Appeals Court Finds Ameren Violated Clean Air Act, Must Install Pollution Controls At JeffCo Plant
A federal appeals court ruled Friday that Ameren Missouri violated the Clean Air Act when it made upgrades to its Rush Island Energy Center, upholding a district court opinion from 2017.
The 8th U.S. Circuit Court of Appeals decision also upholds part of U.S. District Judge Rodney Sippel’s 2019 order that the utility install scrubbers at the power plant in Festus.
The latest ruling is significant because now four federal judges in two courts agree about Ameren’s operations, said Andy Knott, central region director for the Sierra Club’s Beyond Coal campaign.
“Ameren can no longer pretend that they did not violate the Clean Air Act at the Rush Island plant,” he said. “They can no longer pretend to be a good neighbor.”
A spokesperson for Ameren said the company is disappointed by the court's decision and that it must review it before taking any steps.
The spokesperson added state monitors near Rush Island show air quality in the region is good and fully complies with federal standards.
The appellate court’s decision on Friday wasn’t a total win for environmentalists. The three-judge panel reversed the lower court order that Ameren also install pollution controls at the Labadie Energy Center in Franklin County, intended to offset the excess pollution from Rush Island.
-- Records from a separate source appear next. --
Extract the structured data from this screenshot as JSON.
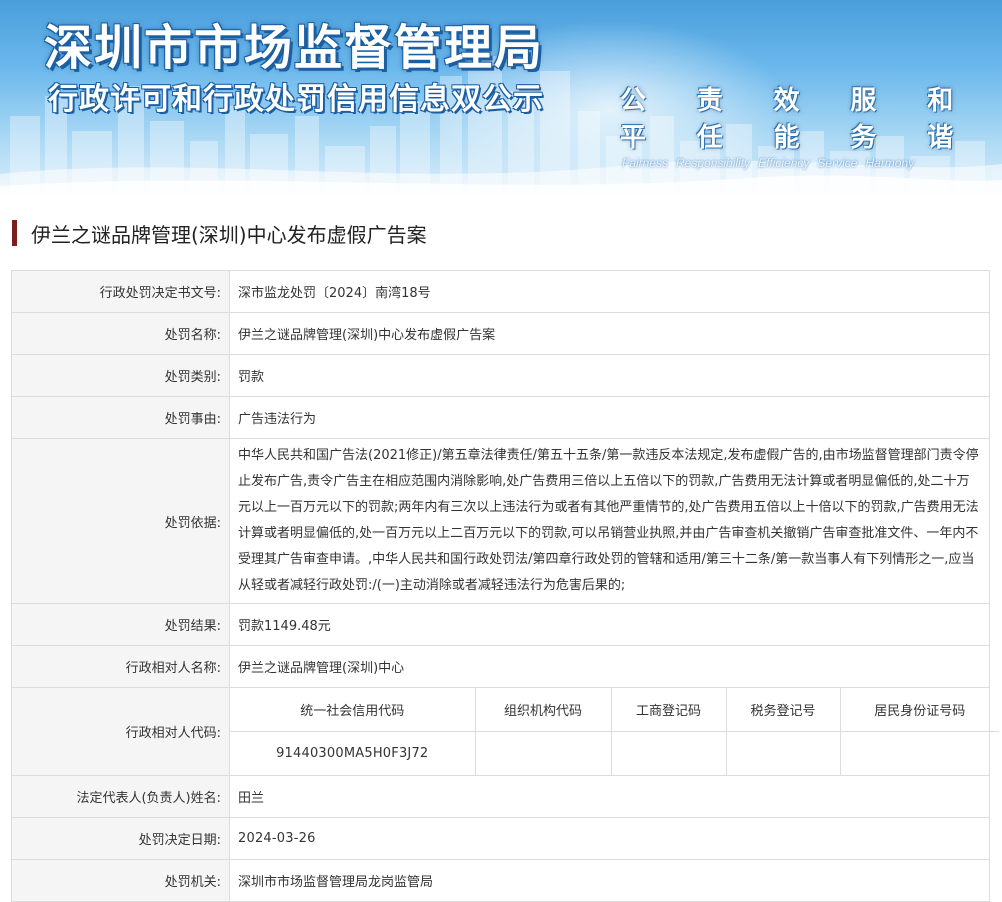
{
  "banner": {
    "title": "深圳市市场监督管理局",
    "subtitle": "行政许可和行政处罚信用信息双公示",
    "motto_cn": [
      "公平",
      "责任",
      "效能",
      "服务",
      "和谐"
    ],
    "motto_en": [
      "Fairness",
      "Responsibility",
      "Efficiency",
      "Service",
      "Harmony"
    ]
  },
  "case_title": "伊兰之谜品牌管理(深圳)中心发布虚假广告案",
  "fields": {
    "doc_no": {
      "label": "行政处罚决定书文号:",
      "value": "深市监龙处罚〔2024〕南湾18号"
    },
    "name": {
      "label": "处罚名称:",
      "value": "伊兰之谜品牌管理(深圳)中心发布虚假广告案"
    },
    "category": {
      "label": "处罚类别:",
      "value": "罚款"
    },
    "cause": {
      "label": "处罚事由:",
      "value": "广告违法行为"
    },
    "basis": {
      "label": "处罚依据:",
      "value": "中华人民共和国广告法(2021修正)/第五章法律责任/第五十五条/第一款违反本法规定,发布虚假广告的,由市场监督管理部门责令停止发布广告,责令广告主在相应范围内消除影响,处广告费用三倍以上五倍以下的罚款,广告费用无法计算或者明显偏低的,处二十万元以上一百万元以下的罚款;两年内有三次以上违法行为或者有其他严重情节的,处广告费用五倍以上十倍以下的罚款,广告费用无法计算或者明显偏低的,处一百万元以上二百万元以下的罚款,可以吊销营业执照,并由广告审查机关撤销广告审查批准文件、一年内不受理其广告审查申请。,中华人民共和国行政处罚法/第四章行政处罚的管辖和适用/第三十二条/第一款当事人有下列情形之一,应当从轻或者减轻行政处罚:/(一)主动消除或者减轻违法行为危害后果的;"
    },
    "result": {
      "label": "处罚结果:",
      "value": "罚款1149.48元"
    },
    "party_name": {
      "label": "行政相对人名称:",
      "value": "伊兰之谜品牌管理(深圳)中心"
    },
    "party_code": {
      "label": "行政相对人代码:",
      "headers": [
        "统一社会信用代码",
        "组织机构代码",
        "工商登记码",
        "税务登记号",
        "居民身份证号码"
      ],
      "values": [
        "91440300MA5H0F3J72",
        "",
        "",
        "",
        ""
      ]
    },
    "legal_rep": {
      "label": "法定代表人(负责人)姓名:",
      "value": "田兰"
    },
    "date": {
      "label": "处罚决定日期:",
      "value": "2024-03-26"
    },
    "authority": {
      "label": "处罚机关:",
      "value": "深圳市市场监督管理局龙岗监管局"
    }
  },
  "colors": {
    "banner_top": "#4a9fdc",
    "title_stroke": "#1b5fa3",
    "title_bar": "#7a1e1e",
    "label_bg": "#f5f5f5",
    "border": "#dcdcdc"
  }
}
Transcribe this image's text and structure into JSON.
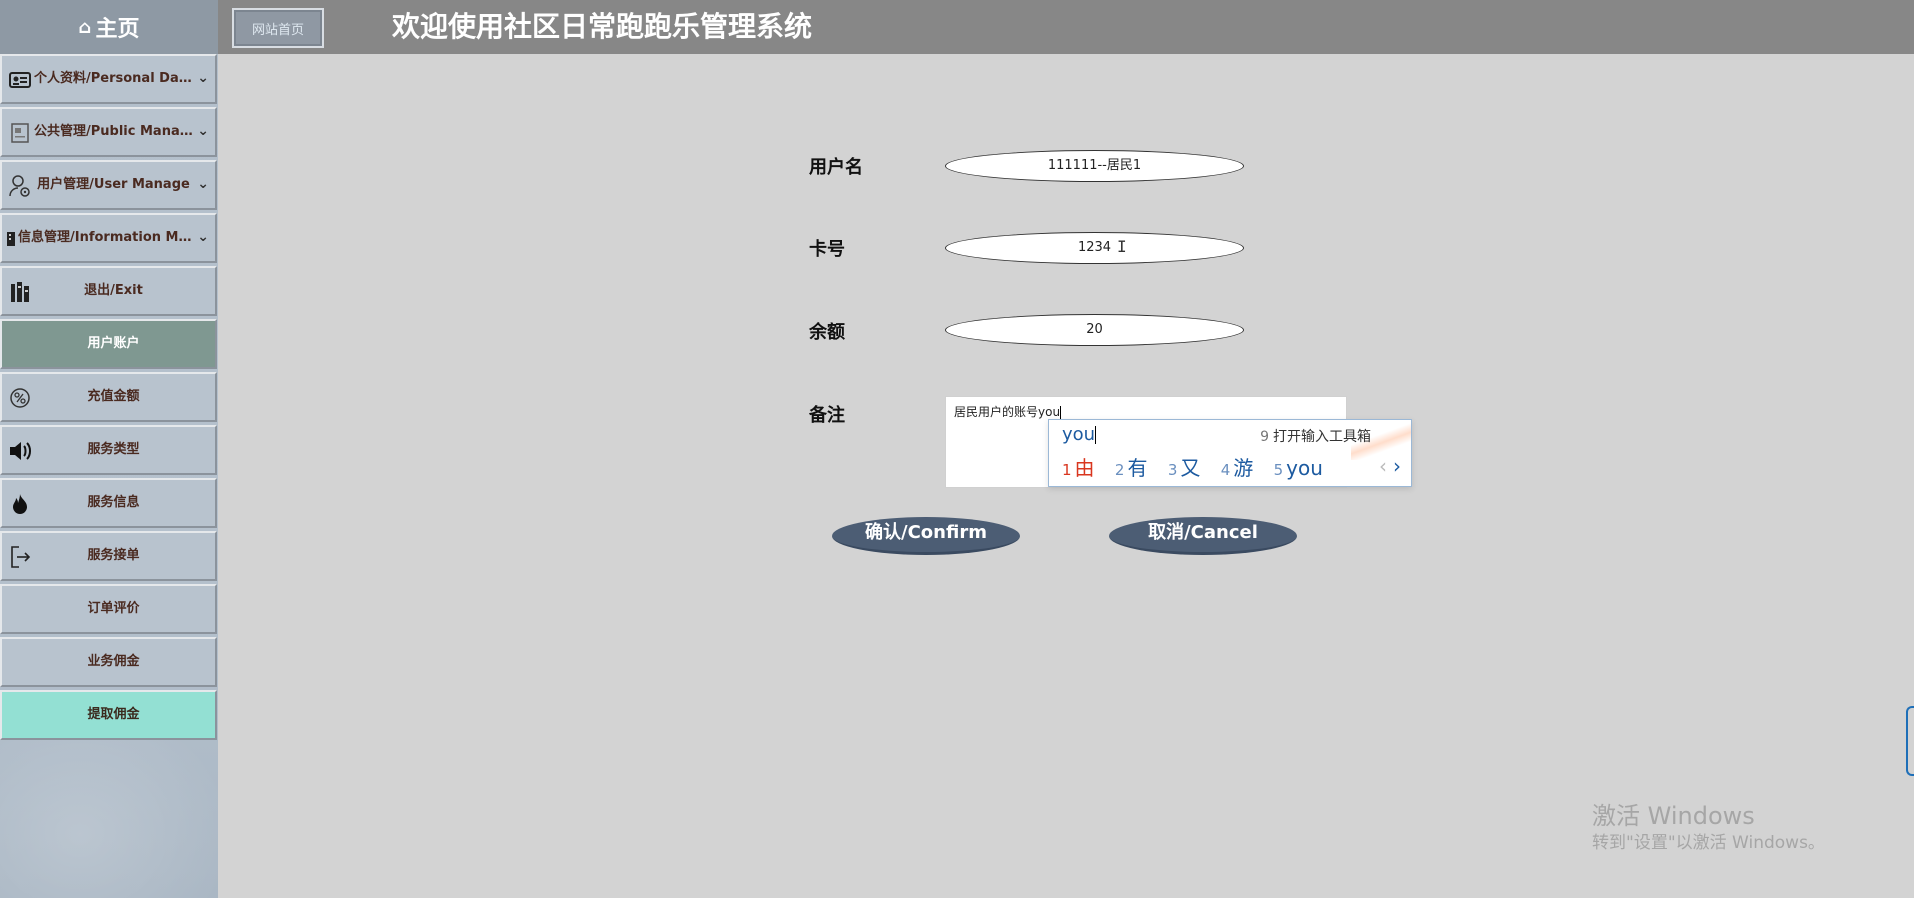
{
  "header": {
    "home_icon": "home-icon",
    "home_label": "主页",
    "site_home_button": "网站首页",
    "title": "欢迎使用社区日常跑跑乐管理系统"
  },
  "sidebar": {
    "items": [
      {
        "label": "个人资料/Personal Data",
        "icon": "id-card-icon",
        "chevron": "﹀"
      },
      {
        "label": "公共管理/Public Manage",
        "icon": "document-icon",
        "chevron": "﹀"
      },
      {
        "label": "用户管理/User Manage",
        "icon": "user-settings-icon",
        "chevron": "﹀"
      },
      {
        "label": "信息管理/Information Man...",
        "icon": "building-icon",
        "chevron": "﹀"
      },
      {
        "label": "退出/Exit",
        "icon": "books-icon"
      },
      {
        "label": "用户账户",
        "icon": ""
      },
      {
        "label": "充值金额",
        "icon": "settings-circle-icon"
      },
      {
        "label": "服务类型",
        "icon": "speaker-icon"
      },
      {
        "label": "服务信息",
        "icon": "fire-icon"
      },
      {
        "label": "服务接单",
        "icon": "logout-icon"
      },
      {
        "label": "订单评价",
        "icon": ""
      },
      {
        "label": "业务佣金",
        "icon": ""
      },
      {
        "label": "提取佣金",
        "icon": ""
      }
    ]
  },
  "form": {
    "username_label": "用户名",
    "username_value": "111111--居民1",
    "card_label": "卡号",
    "card_value": "1234",
    "balance_label": "余额",
    "balance_value": "20",
    "remark_label": "备注",
    "remark_value": "居民用户的账号you",
    "confirm_button": "确认/Confirm",
    "cancel_button": "取消/Cancel"
  },
  "ime": {
    "composition": "you",
    "toolbox_num": "9",
    "toolbox_label": "打开输入工具箱",
    "candidates": [
      {
        "n": "1",
        "text": "由"
      },
      {
        "n": "2",
        "text": "有"
      },
      {
        "n": "3",
        "text": "又"
      },
      {
        "n": "4",
        "text": "游"
      },
      {
        "n": "5",
        "text": "you"
      }
    ],
    "prev": "‹",
    "next": "›"
  },
  "watermark": {
    "line1": "激活 Windows",
    "line2": "转到\"设置\"以激活 Windows。"
  }
}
“The government never provided notice of or alleged that the Ameren’s Labadie plant committed a violation of the CAA, [Clean Air Act]” the court wrote. “Because Ameren committed no violation at its Labadie plant, the district court lacked authority to authorize injunctive relief as to it.”
Ameren officials say that the Labadie plant is in full compliance with state and federal laws.
“Ameren continues to say that all of its coal plants are in compliance and there aren’t any public health issues,” Knott said. “Today’s ruling by the 8th circuit shows that’s not the case at Rush Island and it really questions Ameren’s legitimacy in terms of their claims of pollution issues at their other plants.”
Patricia Schuba, president of the Labadie Environmental Organization, agrees the 8th circuit’s decision clears a path for pollution controls at Ameren’s plant four miles away from where she lives.
These kinds of lawsuits are costly and can often drag on for years, Schuba explained. In that time, local residents continue to suffer exposure to particulate pollution and sulfur-dioxide, she said.
“The average community cannot fight these companies, that’s why we need regulators to do the job of ensuring the public and environment is safe,” she said. “And they have let us down.”
Eric Schmid covers the Metro East for St. Louis Public Radio as part of the journalism grant program: Report for America, an initiative of The GroundTruth Project.